## DESCRIPTION OF THE TASK
State how many lines of the records contain the string "IPTV", and give no other information.

---*---

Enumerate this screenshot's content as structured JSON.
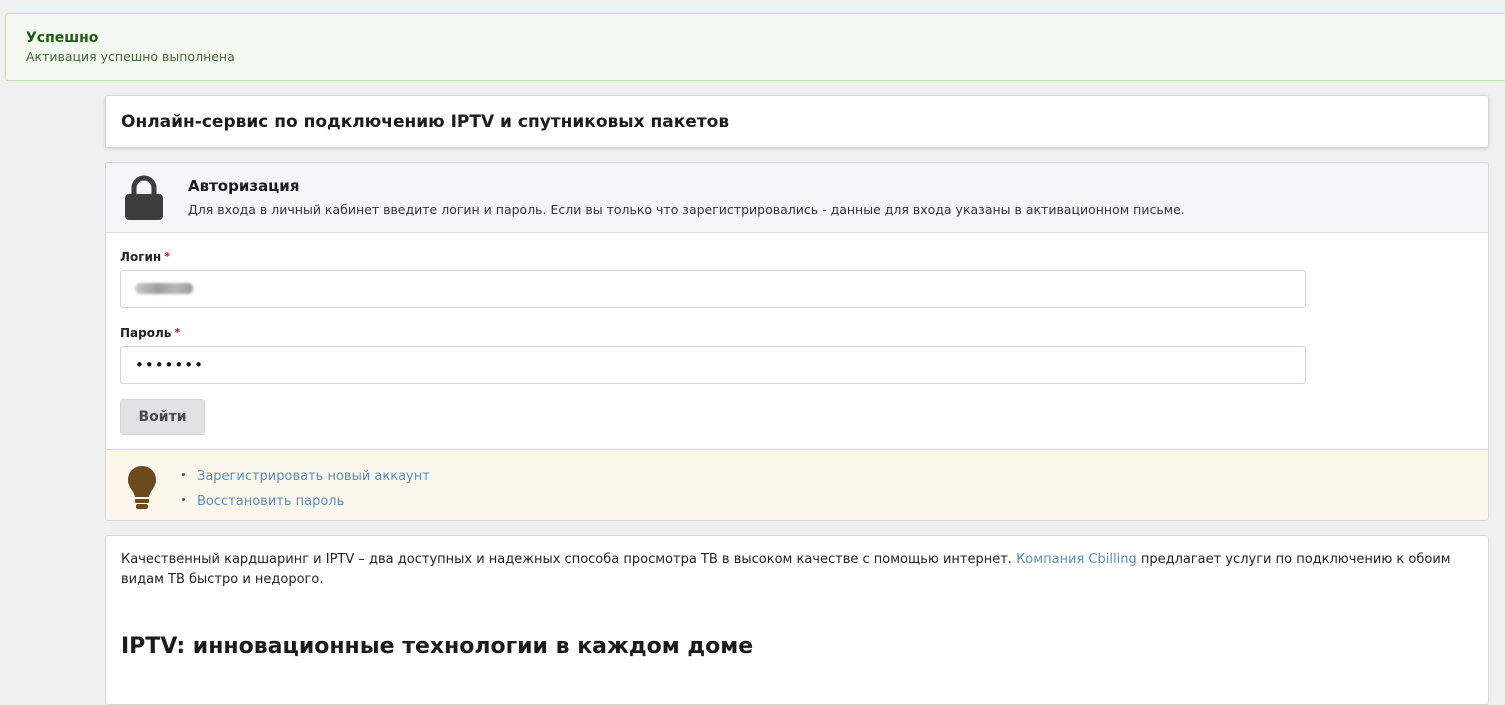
{
  "alert": {
    "title": "Успешно",
    "text": "Активация успешно выполнена"
  },
  "page": {
    "title": "Онлайн-сервис по подключению IPTV и спутниковых пакетов"
  },
  "auth": {
    "title": "Авторизация",
    "description": "Для входа в личный кабинет введите логин и пароль. Если вы только что зарегистрировались - данные для входа указаны в активационном письме.",
    "login_label": "Логин",
    "password_label": "Пароль",
    "required_mark": "*",
    "password_value": "•••••••",
    "submit_label": "Войти",
    "icon": "lock-icon"
  },
  "hints": {
    "icon": "lightbulb-icon",
    "links": [
      "Зарегистрировать новый аккаунт",
      "Восстановить пароль"
    ]
  },
  "content": {
    "intro_before": "Качественный кардшаринг и IPTV – два доступных и надежных способа просмотра ТВ в высоком качестве с помощью интернет. ",
    "intro_link": "Компания Cbilling",
    "intro_after": " предлагает услуги по подключению к обоим видам ТВ быстро и недорого.",
    "heading": "IPTV: инновационные технологии в каждом доме"
  },
  "colors": {
    "success_title": "#1f5c14",
    "link": "#5a8fbf",
    "required": "#d0021b",
    "icon_dark": "#3d3d3d",
    "bulb": "#6b4a1e"
  }
}
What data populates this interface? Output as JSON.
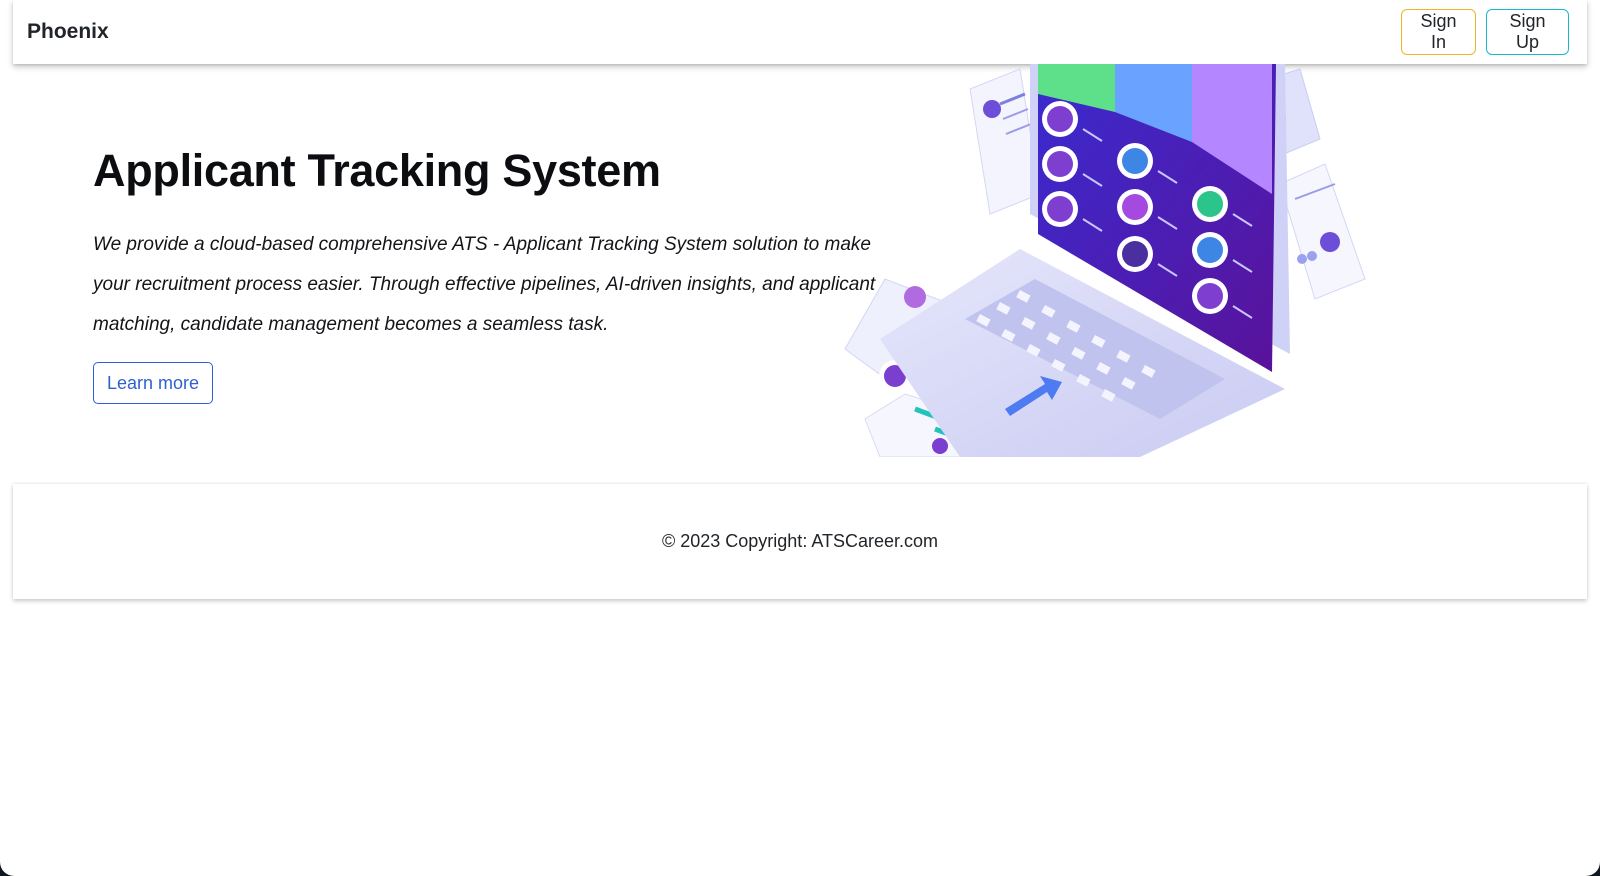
{
  "navbar": {
    "brand": "Phoenix",
    "sign_in_label": "Sign In",
    "sign_up_label": "Sign Up"
  },
  "hero": {
    "title": "Applicant Tracking System",
    "description": "We provide a cloud-based comprehensive ATS - Applicant Tracking System solution to make your recruitment process easier. Through effective pipelines, AI-driven insights, and applicant matching, candidate management becomes a seamless task.",
    "learn_more_label": "Learn more"
  },
  "footer": {
    "copyright": "© 2023 Copyright: ATSCareer.com"
  },
  "colors": {
    "sign_in_border": "#f0b429",
    "sign_up_border": "#17b9cf",
    "link_blue": "#2f5fd0",
    "screen_purple": "#4a24b8"
  },
  "icons": [
    "laptop-illustration",
    "candidate-avatar-icon",
    "resume-card-icon",
    "arrow-icon"
  ]
}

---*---

## EXPECTED ANSWER
3